OLYMPIA — One of the most-discussed budget decisions made by state legislators last week targets the salaries of teachers, principals and most other school employees.
Lawmakers slashed $179 million from the sum of money sent to school districts to cover the state’s share of wages for school employees.
Budget writers calculated this amounts to a 1.9 percent cut in pay for teachers and staff and 3 percent for administrators.
There’s a hitch. The Legislature can’t impose across-the-board reductions in pay. That responsibility rests with elected school boards in each of the 295 districts in Washington. And they may not want to do so.
Today, there are more questions than answers on what to expect. The Herald asked school superintendents, state education officials and leaders of educator organizations about what’s going to happen. Here’s what we learned.
Q: What’s the next step?
A: School superintendents are waiting to find out how much money their districts will lose. The Office of Superintendent of Public Instruction is doing the math and may tell them as early as this week. Then, because salaries of most of the affected employees are covered by a collective bargaining agreement, those contracts will need to be renegotiated.
Q: Does this mean my child’s teacher will be paid less?
A: It depends. Each district is in different financial shape. Their employee contracts are not written the same way. That means school boards will not be pursuing the same course of action in response to the lost state funds.
Q: What are some of the options?
A: Simply lowering salaries is the most obvious. Districts could cut programs or tap into cash reserves.
Q: Why not simply furlough them? Isn’t that what they are doing with state workers to save money on salaries?
A: Furloughs are an option for school employees who work year-round like state workers, not for teachers, and here’s why: The state sets the length of the school year at 180 days and pays teachers for that many days. Districts cannot unilaterally shorten the school year. So, if a teacher had a furlough day, the district would still have to pay for a substitute, thus canceling out any real savings.
School districts can ask the state Board of Education for permission to hold a shorter school year. Economic hardship from this funding cut is probably not a good enough reason. A bill that would have allowed school boards to shave days off the calendar did not pass.
Q: Aren’t teachers scheduled to get pay raises anyhow this year?
A: No. Lawmakers suspended the voter-approved Initiative 732 granting annual wage increases. However, some teachers may still see their paycheck grow. Lawmakers did not freeze funding of step increases on the salary schedule. As teachers work more years and add academic degrees, like a master’s, they can climb to higher levels of pay. Also, teachers can receive an annual bonus upon earning certification from the National Board for Professional Teaching Standards.
Q: When will districts decide?
A: Again, it depends. School boards are crafting budgets right now for the fiscal year that starts Sept. 1. Typically, many would try to pass them by the end of July. But this year isn’t typical, as districts must wrap up the salary talks before acting.
Q: Is it too late to lay off teachers?
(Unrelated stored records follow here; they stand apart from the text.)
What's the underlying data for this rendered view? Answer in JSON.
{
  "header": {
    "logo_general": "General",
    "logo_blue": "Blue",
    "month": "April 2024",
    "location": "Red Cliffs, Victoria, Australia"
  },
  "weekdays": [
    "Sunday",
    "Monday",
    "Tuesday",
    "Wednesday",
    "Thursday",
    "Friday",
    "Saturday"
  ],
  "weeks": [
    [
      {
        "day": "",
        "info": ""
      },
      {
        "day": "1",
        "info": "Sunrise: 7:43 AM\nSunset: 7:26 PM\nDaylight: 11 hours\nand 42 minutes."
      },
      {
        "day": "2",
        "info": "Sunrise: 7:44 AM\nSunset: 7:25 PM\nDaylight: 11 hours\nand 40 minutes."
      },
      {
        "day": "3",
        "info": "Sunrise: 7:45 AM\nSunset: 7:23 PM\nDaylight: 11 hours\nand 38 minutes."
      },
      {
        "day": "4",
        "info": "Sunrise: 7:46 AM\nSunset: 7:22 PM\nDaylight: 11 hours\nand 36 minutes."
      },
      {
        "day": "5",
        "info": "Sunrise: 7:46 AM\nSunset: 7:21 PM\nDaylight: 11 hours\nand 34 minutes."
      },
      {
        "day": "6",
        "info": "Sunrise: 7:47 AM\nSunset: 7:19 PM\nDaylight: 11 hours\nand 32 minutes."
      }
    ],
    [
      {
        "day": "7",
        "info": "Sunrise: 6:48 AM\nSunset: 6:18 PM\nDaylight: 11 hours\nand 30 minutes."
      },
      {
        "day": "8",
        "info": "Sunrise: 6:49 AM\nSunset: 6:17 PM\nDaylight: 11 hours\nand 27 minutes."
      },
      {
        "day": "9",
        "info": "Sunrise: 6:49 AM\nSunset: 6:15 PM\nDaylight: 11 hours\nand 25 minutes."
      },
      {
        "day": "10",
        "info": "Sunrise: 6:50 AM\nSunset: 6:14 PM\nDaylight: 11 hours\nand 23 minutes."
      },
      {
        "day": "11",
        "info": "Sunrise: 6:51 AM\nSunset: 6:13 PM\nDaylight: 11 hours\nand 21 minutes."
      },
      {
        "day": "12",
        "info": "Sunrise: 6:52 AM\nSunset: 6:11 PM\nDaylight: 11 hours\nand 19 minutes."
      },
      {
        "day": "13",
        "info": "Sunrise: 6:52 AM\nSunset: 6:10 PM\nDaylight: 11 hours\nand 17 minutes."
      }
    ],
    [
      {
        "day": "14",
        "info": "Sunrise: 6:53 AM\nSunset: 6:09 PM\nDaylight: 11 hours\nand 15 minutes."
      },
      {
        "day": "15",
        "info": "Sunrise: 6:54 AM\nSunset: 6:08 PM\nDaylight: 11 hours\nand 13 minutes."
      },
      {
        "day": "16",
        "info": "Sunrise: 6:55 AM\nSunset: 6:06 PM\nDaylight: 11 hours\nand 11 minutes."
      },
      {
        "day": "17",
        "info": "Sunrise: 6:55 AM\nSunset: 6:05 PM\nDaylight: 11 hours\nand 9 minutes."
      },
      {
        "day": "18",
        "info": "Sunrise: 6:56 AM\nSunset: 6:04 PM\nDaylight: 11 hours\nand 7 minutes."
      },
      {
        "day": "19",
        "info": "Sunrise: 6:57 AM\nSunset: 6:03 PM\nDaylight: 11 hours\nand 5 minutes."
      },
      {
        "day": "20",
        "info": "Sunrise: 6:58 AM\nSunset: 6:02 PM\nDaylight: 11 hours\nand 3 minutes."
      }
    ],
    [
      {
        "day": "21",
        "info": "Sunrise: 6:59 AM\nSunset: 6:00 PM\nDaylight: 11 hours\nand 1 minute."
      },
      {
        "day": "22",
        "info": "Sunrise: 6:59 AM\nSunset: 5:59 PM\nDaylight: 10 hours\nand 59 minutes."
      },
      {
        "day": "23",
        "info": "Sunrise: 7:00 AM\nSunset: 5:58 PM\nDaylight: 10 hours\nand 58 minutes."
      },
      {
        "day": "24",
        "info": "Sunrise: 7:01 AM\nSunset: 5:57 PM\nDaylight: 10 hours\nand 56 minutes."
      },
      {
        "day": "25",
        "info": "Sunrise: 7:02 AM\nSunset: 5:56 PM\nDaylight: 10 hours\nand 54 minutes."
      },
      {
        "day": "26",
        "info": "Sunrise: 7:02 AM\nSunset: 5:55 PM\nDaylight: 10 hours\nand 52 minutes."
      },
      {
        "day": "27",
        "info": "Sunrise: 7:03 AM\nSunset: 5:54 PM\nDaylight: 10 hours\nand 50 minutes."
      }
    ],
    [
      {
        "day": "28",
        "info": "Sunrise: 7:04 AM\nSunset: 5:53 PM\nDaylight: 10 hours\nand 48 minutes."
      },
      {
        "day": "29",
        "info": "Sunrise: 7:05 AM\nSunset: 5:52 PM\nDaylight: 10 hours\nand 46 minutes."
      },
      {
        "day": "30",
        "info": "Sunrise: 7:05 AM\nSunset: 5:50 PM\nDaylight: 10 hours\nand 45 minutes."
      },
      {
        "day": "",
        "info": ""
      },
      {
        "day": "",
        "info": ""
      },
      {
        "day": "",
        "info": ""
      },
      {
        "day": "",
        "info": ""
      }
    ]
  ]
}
A: No. By law, layoff notices must be sent by May 15 except when lawmakers fail to pass a budget by that date. When that happens, as it did this year, the deadline is pushed to June 15.
Q: With layoffs, districts might not have to cut any teachers’ pay.
Jerry Cornfield: 360-352-8623; email@example.com